In Business Day today there is a report by Amanda Visser – Call to put skills before ideology in the public service.

Business Day kindly permits me to post random extracts from the report, which first appeared in Business Day, but the entire report needs to be read by clicking on the heading and using the link to Business Day, or by going directly to Business Day.

“Prof von Holdt and Prof Chipkin conclude that what SA needs is a public service that serves the needs of the people and is engaged in the unglamorous task of public ‘administration’. Prof Chipkin says: ‘It is not at all about leadership and managerial skills, but the task of getting organisational structures in place, of staffing the right people, of getting the budgeting process right and of getting a real understanding of what public administration is’.”

“He refers to two success stories in the post-apartheid state: the South African Revenue Service and the Department of Home Affairs. At the heart of their turnaround was a return to basic administration, he says. The effective collection of taxes depends not on policy and managers, but on a modern, appropriate and efficient system, with well-oiled processes and rules. The same is true at home affairs, he says. Issuing identity documents fast, safely and efficiently requires efficient systems.”

Neglect of attention to the notion of administration

“In a recent academic article, Ivor Chipkin and Barbara Lipietz from the Public Administration Institute at Wits University, examined what they described as racial bureaucracy versus new public management in the public service. They argue that with the undoing of the bureaucratic nature of the former apartheid system, a ‘value-driven system’ took its place.”

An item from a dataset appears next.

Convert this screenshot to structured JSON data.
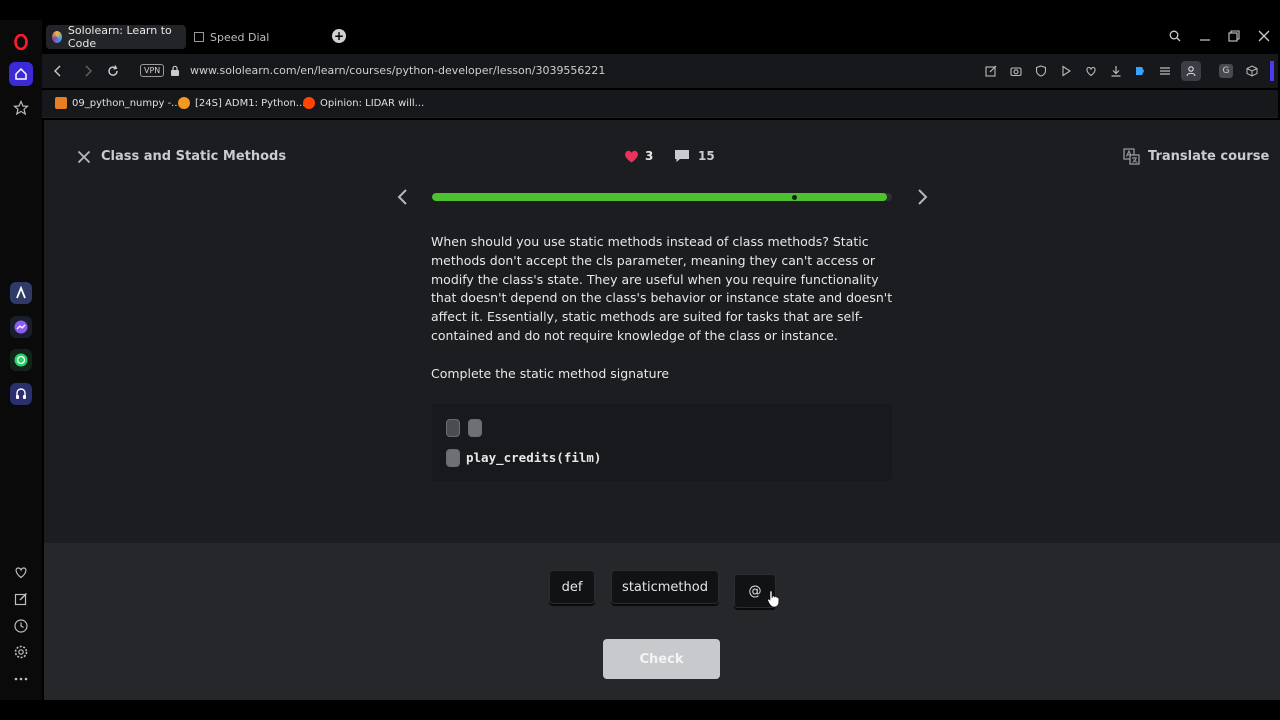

“The result has been a general neglect of rigorous attention to the notion of administration. In other words, the basic, unglamorous tasks of planning, organising, staffing, directing, reporting and budgeting have gone down the drain, they argue.”

“Academic Karl von Holdt, also from Wits University and a commissioner on the National Planning Commission, looks at six key features of the post-apartheid bureaucracy in an article that looks specifically at the decline of state health institutions.”

“Prof Chipkin says a debate on the framework of a post-apartheid public service is necessary, as the ‘public management’ model that replaced the ‘public administration’ model could be the root cause of the dysfunctional nature of the public service as we know it today.”

“He says an analysis of the transformation of the racial bureaucracy of the apartheid state into a ‘development administration’ shows the bureaucracy was destroyed to rid the public administration of anything associated with the apartheid system.”

“Prof Chipkin says it is clear from the latest policy documents released by the ANC that there is still no reference to the design of the public administration, despite the government’s insistence it is prioritising services and job creation.”

“Effective bureaucracies are seen as essential for ensuring order, delivering services on a large scale and underpinning the workings of a modern state.”

“Both professors refer to the Weberian perspective. German sociologist and political economist Max Weber’s view of an effective bureaucracy was a top-down, hierarchical and rules-bound public administration, staffed by permanent, neutral professional officials, motivated by the public interest and directly accountable to the political leadership.”